- _What needs to be done_
Retype the records word for word. Skip every image.

(Dataset rows describing interfaces)
::::::::::

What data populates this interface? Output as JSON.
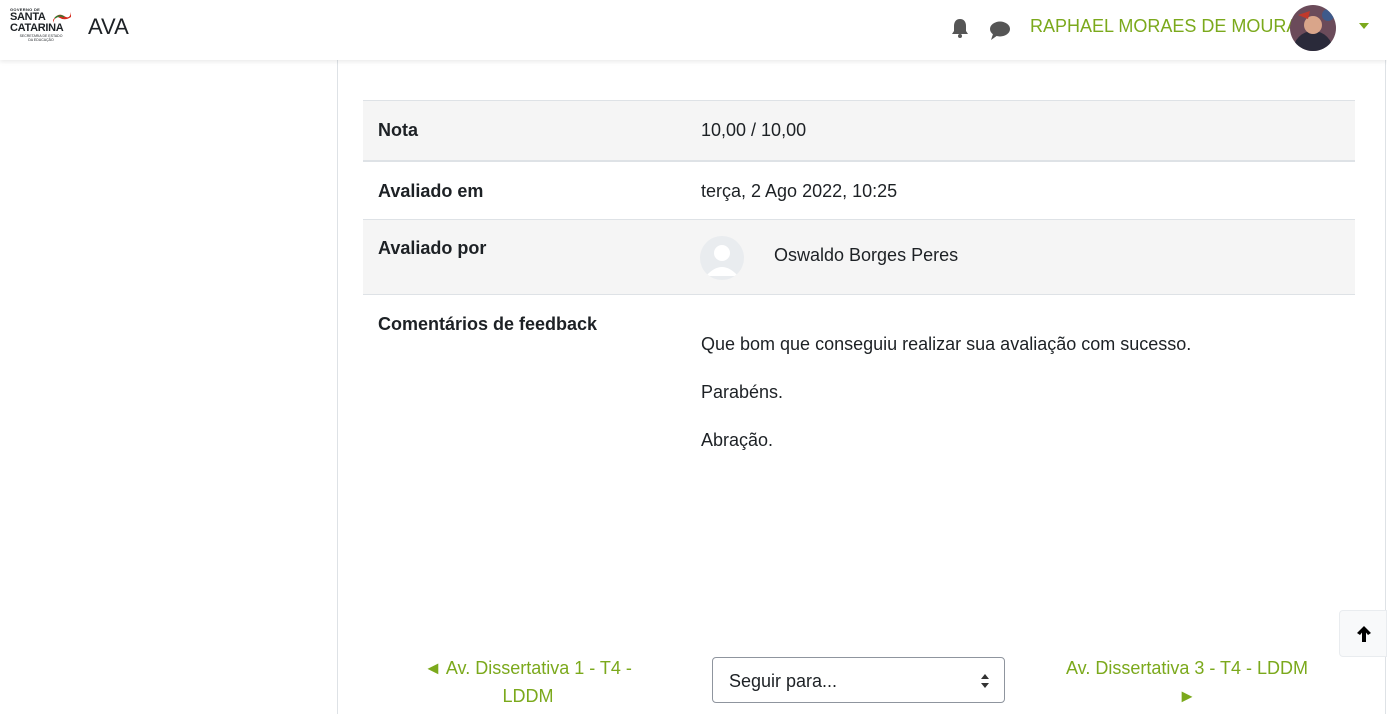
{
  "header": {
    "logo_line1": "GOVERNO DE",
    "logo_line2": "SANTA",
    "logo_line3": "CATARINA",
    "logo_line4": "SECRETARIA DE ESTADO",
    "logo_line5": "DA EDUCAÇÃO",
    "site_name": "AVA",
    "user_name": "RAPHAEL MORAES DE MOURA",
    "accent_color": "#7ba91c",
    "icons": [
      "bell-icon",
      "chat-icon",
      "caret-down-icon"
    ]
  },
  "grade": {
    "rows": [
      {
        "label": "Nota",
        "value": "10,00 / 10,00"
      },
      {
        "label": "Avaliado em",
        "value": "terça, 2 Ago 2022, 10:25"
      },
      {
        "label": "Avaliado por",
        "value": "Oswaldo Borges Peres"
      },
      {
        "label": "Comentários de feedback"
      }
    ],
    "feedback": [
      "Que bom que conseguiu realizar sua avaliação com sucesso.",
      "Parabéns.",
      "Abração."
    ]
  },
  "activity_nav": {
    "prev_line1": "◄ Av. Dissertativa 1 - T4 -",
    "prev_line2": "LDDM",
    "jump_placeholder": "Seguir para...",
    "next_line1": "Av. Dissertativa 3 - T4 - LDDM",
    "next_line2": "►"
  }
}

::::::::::

- _Reply_
What data populates this interface? Output as JSON.
{
  "header": {
    "logo_line1": "GOVERNO DE",
    "logo_line2": "SANTA",
    "logo_line3": "CATARINA",
    "logo_line4": "SECRETARIA DE ESTADO",
    "logo_line5": "DA EDUCAÇÃO",
    "site_name": "AVA",
    "user_name": "RAPHAEL MORAES DE MOURA",
    "accent_color": "#7ba91c",
    "icons": [
      "bell-icon",
      "chat-icon",
      "caret-down-icon"
    ]
  },
  "grade": {
    "rows": [
      {
        "label": "Nota",
        "value": "10,00 / 10,00"
      },
      {
        "label": "Avaliado em",
        "value": "terça, 2 Ago 2022, 10:25"
      },
      {
        "label": "Avaliado por",
        "value": "Oswaldo Borges Peres"
      },
      {
        "label": "Comentários de feedback"
      }
    ],
    "feedback": [
      "Que bom que conseguiu realizar sua avaliação com sucesso.",
      "Parabéns.",
      "Abração."
    ]
  },
  "activity_nav": {
    "prev_line1": "◄ Av. Dissertativa 1 - T4 -",
    "prev_line2": "LDDM",
    "jump_placeholder": "Seguir para...",
    "next_line1": "Av. Dissertativa 3 - T4 - LDDM",
    "next_line2": "►"
  }
}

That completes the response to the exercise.